> _Work to be completed_
Check every line below for the word "Aditya" and copy the ones that have it.

> _Source records_
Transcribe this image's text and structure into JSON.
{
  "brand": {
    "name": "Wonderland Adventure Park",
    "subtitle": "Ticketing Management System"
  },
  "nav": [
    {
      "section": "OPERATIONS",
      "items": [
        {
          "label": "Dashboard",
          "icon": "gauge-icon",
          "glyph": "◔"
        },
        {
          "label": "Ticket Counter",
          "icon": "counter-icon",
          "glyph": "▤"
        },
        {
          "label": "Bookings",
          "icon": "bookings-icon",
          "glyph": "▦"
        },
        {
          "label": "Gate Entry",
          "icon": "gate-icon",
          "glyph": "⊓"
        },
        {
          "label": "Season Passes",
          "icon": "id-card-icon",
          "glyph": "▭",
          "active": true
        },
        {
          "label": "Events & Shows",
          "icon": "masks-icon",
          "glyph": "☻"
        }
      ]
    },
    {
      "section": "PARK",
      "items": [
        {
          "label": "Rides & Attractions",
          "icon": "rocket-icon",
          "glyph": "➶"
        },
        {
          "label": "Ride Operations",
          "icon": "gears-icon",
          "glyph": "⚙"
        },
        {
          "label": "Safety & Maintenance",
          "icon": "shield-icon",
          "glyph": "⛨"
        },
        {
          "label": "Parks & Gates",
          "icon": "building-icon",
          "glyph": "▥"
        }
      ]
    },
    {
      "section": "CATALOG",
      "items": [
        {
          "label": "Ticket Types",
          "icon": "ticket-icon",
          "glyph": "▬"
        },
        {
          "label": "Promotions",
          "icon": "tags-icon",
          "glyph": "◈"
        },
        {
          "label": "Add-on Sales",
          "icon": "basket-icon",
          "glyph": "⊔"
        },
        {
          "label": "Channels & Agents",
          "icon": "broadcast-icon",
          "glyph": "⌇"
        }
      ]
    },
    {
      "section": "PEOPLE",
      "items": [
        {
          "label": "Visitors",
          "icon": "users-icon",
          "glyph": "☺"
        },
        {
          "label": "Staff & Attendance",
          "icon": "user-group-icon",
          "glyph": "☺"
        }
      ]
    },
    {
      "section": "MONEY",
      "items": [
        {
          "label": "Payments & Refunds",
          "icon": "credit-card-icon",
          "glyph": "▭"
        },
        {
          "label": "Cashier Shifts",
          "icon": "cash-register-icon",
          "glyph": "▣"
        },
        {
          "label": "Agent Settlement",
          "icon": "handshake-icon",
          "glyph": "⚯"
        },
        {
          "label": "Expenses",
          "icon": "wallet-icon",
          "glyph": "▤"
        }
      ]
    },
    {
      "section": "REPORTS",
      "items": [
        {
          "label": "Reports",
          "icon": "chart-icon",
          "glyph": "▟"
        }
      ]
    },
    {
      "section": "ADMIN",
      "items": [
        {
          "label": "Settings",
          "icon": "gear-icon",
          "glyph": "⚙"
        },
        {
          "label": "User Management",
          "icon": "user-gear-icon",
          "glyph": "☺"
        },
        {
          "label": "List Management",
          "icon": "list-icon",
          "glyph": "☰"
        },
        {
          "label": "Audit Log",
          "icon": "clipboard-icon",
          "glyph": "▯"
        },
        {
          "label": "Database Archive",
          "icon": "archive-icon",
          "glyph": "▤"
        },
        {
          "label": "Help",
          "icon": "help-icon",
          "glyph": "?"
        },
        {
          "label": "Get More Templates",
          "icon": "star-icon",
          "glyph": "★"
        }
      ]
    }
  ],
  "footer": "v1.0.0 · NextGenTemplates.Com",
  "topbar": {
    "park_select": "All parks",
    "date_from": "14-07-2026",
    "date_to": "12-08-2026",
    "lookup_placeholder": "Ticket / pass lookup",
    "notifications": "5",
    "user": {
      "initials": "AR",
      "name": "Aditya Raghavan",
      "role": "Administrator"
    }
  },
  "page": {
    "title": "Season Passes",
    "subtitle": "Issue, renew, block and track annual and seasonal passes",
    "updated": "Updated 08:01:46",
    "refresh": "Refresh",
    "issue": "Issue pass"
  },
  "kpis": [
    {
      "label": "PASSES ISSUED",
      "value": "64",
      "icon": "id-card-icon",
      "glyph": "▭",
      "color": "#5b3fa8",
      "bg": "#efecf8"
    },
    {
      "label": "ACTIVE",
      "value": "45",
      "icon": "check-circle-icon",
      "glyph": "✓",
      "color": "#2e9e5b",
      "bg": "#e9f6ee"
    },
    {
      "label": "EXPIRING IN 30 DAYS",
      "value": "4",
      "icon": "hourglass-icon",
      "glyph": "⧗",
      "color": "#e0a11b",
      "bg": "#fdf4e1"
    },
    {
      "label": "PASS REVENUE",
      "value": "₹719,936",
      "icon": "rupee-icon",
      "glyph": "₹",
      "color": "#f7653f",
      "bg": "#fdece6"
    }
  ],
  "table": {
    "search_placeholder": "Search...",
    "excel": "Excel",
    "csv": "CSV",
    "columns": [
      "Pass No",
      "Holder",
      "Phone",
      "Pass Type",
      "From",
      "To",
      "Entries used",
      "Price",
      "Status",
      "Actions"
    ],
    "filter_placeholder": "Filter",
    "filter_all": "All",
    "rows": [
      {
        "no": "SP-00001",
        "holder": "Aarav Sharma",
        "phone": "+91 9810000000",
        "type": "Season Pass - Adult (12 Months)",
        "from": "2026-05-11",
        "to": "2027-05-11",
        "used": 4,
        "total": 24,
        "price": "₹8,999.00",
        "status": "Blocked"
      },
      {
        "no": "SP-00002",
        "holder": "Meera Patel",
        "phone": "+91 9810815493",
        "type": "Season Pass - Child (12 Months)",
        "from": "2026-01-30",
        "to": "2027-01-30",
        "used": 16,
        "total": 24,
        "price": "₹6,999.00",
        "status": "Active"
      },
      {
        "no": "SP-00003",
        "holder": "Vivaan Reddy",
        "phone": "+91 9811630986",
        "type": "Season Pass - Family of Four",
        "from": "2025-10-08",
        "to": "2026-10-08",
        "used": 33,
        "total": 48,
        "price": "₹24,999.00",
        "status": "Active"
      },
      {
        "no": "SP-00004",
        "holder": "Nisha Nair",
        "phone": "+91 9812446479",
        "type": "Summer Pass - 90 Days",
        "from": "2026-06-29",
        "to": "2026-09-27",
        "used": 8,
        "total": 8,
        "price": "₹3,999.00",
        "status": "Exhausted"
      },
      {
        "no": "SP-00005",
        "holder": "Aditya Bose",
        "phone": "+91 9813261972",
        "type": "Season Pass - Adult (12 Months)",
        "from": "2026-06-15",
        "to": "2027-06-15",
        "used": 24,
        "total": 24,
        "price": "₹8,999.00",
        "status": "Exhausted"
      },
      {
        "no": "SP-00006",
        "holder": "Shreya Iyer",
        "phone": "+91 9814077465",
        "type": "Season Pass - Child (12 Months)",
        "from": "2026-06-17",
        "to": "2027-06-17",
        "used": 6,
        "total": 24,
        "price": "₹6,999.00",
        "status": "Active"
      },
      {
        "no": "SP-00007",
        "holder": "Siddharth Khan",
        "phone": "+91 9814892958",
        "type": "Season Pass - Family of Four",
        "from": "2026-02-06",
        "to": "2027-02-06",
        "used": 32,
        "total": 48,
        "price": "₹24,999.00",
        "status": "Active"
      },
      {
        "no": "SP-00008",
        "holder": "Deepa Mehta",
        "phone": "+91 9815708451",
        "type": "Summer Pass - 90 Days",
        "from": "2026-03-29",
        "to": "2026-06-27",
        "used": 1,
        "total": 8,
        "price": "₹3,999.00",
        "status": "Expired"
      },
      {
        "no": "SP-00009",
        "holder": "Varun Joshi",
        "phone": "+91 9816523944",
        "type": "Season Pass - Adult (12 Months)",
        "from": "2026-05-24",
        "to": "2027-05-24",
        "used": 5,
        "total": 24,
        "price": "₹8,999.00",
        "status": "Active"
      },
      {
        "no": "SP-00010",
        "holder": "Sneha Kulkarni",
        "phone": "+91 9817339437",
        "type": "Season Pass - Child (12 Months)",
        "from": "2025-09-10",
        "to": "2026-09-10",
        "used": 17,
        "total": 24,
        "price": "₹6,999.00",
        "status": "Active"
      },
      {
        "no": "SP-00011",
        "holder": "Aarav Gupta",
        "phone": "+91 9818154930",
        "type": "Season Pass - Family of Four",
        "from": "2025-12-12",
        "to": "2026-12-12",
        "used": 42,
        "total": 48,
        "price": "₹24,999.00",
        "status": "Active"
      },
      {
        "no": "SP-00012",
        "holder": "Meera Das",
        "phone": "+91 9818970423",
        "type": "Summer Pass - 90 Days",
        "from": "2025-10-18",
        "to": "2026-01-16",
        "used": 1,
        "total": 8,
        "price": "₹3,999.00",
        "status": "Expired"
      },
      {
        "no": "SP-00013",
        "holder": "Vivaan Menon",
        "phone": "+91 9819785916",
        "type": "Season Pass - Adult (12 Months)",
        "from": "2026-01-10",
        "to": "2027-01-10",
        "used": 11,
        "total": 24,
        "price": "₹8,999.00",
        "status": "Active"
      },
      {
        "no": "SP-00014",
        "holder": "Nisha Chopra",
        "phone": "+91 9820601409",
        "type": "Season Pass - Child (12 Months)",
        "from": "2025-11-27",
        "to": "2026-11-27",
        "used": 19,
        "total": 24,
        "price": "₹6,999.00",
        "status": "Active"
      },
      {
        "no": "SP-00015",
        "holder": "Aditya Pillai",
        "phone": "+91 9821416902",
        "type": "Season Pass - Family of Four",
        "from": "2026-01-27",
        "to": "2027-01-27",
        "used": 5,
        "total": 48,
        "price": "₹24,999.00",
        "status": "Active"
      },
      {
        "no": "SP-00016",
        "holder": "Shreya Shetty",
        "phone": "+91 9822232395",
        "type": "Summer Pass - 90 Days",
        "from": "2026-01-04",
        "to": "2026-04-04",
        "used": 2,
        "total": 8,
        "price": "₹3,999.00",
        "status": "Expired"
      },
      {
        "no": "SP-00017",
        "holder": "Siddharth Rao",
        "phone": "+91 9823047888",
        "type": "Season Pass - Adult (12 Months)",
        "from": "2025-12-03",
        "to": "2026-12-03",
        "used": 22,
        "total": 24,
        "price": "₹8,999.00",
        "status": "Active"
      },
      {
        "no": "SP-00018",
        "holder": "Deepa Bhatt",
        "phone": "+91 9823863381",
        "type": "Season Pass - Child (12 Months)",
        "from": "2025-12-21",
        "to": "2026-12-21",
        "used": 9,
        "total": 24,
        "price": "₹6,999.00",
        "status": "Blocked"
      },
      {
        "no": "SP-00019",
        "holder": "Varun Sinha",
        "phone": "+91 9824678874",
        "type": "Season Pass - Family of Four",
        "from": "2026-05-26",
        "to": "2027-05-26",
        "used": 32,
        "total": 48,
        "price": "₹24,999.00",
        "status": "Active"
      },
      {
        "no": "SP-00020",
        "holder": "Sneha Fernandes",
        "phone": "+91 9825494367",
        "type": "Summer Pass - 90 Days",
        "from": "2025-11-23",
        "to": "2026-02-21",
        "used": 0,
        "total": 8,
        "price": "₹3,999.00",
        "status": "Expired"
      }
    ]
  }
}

> _Exercise result_
      "name": "Aditya Raghavan",
        "holder": "Aditya Bose",
        "holder": "Aditya Pillai",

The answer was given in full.